- Opening Delimiter -

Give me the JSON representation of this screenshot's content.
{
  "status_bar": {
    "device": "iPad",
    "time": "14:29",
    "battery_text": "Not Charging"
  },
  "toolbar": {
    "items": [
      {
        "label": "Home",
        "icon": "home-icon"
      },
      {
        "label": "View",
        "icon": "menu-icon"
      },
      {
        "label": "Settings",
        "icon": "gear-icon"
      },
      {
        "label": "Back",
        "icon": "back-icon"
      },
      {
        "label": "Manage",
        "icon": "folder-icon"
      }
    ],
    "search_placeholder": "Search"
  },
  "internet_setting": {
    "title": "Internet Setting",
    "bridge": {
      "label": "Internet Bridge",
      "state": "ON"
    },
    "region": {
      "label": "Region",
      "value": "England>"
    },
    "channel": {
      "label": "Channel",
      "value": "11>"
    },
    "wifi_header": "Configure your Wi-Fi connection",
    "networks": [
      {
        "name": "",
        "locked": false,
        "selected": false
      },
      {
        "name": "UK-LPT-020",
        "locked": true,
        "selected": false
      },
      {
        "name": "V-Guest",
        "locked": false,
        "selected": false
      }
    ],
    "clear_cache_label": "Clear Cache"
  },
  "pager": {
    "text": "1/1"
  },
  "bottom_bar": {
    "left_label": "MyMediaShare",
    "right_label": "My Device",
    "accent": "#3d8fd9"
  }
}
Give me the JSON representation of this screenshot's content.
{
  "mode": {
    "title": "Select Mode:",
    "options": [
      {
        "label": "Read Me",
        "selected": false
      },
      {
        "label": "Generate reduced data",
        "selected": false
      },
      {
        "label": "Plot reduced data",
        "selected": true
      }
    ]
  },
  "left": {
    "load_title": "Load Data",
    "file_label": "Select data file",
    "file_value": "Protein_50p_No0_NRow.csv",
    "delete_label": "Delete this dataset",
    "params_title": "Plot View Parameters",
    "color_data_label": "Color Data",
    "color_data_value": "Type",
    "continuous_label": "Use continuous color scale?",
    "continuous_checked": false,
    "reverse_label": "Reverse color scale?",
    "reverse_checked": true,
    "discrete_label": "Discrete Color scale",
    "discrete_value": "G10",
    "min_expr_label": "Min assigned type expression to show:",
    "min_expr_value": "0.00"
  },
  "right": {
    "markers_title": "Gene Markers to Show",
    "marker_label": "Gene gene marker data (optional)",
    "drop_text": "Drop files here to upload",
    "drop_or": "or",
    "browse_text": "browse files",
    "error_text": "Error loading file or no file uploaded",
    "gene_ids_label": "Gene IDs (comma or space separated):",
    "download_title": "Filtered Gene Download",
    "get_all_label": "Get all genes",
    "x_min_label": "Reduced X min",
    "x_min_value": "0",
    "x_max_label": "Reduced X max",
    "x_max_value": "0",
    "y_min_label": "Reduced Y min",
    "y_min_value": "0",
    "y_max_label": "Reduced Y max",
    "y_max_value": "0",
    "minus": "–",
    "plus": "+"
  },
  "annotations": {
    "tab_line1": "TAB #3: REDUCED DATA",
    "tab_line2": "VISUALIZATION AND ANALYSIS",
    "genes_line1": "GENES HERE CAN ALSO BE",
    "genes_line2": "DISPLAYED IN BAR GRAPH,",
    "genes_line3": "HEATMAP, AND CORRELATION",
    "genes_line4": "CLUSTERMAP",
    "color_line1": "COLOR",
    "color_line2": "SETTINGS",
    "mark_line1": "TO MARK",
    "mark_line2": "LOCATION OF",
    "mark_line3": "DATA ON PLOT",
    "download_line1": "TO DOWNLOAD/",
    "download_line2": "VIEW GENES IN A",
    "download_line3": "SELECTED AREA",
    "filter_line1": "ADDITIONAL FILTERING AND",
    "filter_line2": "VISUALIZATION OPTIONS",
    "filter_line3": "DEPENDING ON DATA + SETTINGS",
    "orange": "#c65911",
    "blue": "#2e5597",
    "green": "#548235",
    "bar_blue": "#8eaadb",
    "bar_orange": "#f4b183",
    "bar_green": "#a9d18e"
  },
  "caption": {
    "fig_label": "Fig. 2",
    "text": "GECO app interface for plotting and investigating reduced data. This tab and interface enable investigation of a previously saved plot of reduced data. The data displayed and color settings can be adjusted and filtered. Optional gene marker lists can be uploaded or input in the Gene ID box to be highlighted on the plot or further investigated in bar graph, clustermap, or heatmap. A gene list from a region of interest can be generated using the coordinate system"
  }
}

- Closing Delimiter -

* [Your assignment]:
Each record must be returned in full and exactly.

* [Task solution]:
Give me the JSON representation of this screenshot's content.
{
  "status_bar": {
    "device": "iPad",
    "time": "14:29",
    "battery_text": "Not Charging"
  },
  "toolbar": {
    "items": [
      {
        "label": "Home",
        "icon": "home-icon"
      },
      {
        "label": "View",
        "icon": "menu-icon"
      },
      {
        "label": "Settings",
        "icon": "gear-icon"
      },
      {
        "label": "Back",
        "icon": "back-icon"
      },
      {
        "label": "Manage",
        "icon": "folder-icon"
      }
    ],
    "search_placeholder": "Search"
  },
  "internet_setting": {
    "title": "Internet Setting",
    "bridge": {
      "label": "Internet Bridge",
      "state": "ON"
    },
    "region": {
      "label": "Region",
      "value": "England>"
    },
    "channel": {
      "label": "Channel",
      "value": "11>"
    },
    "wifi_header": "Configure your Wi-Fi connection",
    "networks": [
      {
        "name": "",
        "locked": false,
        "selected": false
      },
      {
        "name": "UK-LPT-020",
        "locked": true,
        "selected": false
      },
      {
        "name": "V-Guest",
        "locked": false,
        "selected": false
      }
    ],
    "clear_cache_label": "Clear Cache"
  },
  "pager": {
    "text": "1/1"
  },
  "bottom_bar": {
    "left_label": "MyMediaShare",
    "right_label": "My Device",
    "accent": "#3d8fd9"
  }
}
Give me the JSON representation of this screenshot's content.
{
  "mode": {
    "title": "Select Mode:",
    "options": [
      {
        "label": "Read Me",
        "selected": false
      },
      {
        "label": "Generate reduced data",
        "selected": false
      },
      {
        "label": "Plot reduced data",
        "selected": true
      }
    ]
  },
  "left": {
    "load_title": "Load Data",
    "file_label": "Select data file",
    "file_value": "Protein_50p_No0_NRow.csv",
    "delete_label": "Delete this dataset",
    "params_title": "Plot View Parameters",
    "color_data_label": "Color Data",
    "color_data_value": "Type",
    "continuous_label": "Use continuous color scale?",
    "continuous_checked": false,
    "reverse_label": "Reverse color scale?",
    "reverse_checked": true,
    "discrete_label": "Discrete Color scale",
    "discrete_value": "G10",
    "min_expr_label": "Min assigned type expression to show:",
    "min_expr_value": "0.00"
  },
  "right": {
    "markers_title": "Gene Markers to Show",
    "marker_label": "Gene gene marker data (optional)",
    "drop_text": "Drop files here to upload",
    "drop_or": "or",
    "browse_text": "browse files",
    "error_text": "Error loading file or no file uploaded",
    "gene_ids_label": "Gene IDs (comma or space separated):",
    "download_title": "Filtered Gene Download",
    "get_all_label": "Get all genes",
    "x_min_label": "Reduced X min",
    "x_min_value": "0",
    "x_max_label": "Reduced X max",
    "x_max_value": "0",
    "y_min_label": "Reduced Y min",
    "y_min_value": "0",
    "y_max_label": "Reduced Y max",
    "y_max_value": "0",
    "minus": "–",
    "plus": "+"
  },
  "annotations": {
    "tab_line1": "TAB #3: REDUCED DATA",
    "tab_line2": "VISUALIZATION AND ANALYSIS",
    "genes_line1": "GENES HERE CAN ALSO BE",
    "genes_line2": "DISPLAYED IN BAR GRAPH,",
    "genes_line3": "HEATMAP, AND CORRELATION",
    "genes_line4": "CLUSTERMAP",
    "color_line1": "COLOR",
    "color_line2": "SETTINGS",
    "mark_line1": "TO MARK",
    "mark_line2": "LOCATION OF",
    "mark_line3": "DATA ON PLOT",
    "download_line1": "TO DOWNLOAD/",
    "download_line2": "VIEW GENES IN A",
    "download_line3": "SELECTED AREA",
    "filter_line1": "ADDITIONAL FILTERING AND",
    "filter_line2": "VISUALIZATION OPTIONS",
    "filter_line3": "DEPENDING ON DATA + SETTINGS",
    "orange": "#c65911",
    "blue": "#2e5597",
    "green": "#548235",
    "bar_blue": "#8eaadb",
    "bar_orange": "#f4b183",
    "bar_green": "#a9d18e"
  },
  "caption": {
    "fig_label": "Fig. 2",
    "text": "GECO app interface for plotting and investigating reduced data. This tab and interface enable investigation of a previously saved plot of reduced data. The data displayed and color settings can be adjusted and filtered. Optional gene marker lists can be uploaded or input in the Gene ID box to be highlighted on the plot or further investigated in bar graph, clustermap, or heatmap. A gene list from a region of interest can be generated using the coordinate system"
  }
}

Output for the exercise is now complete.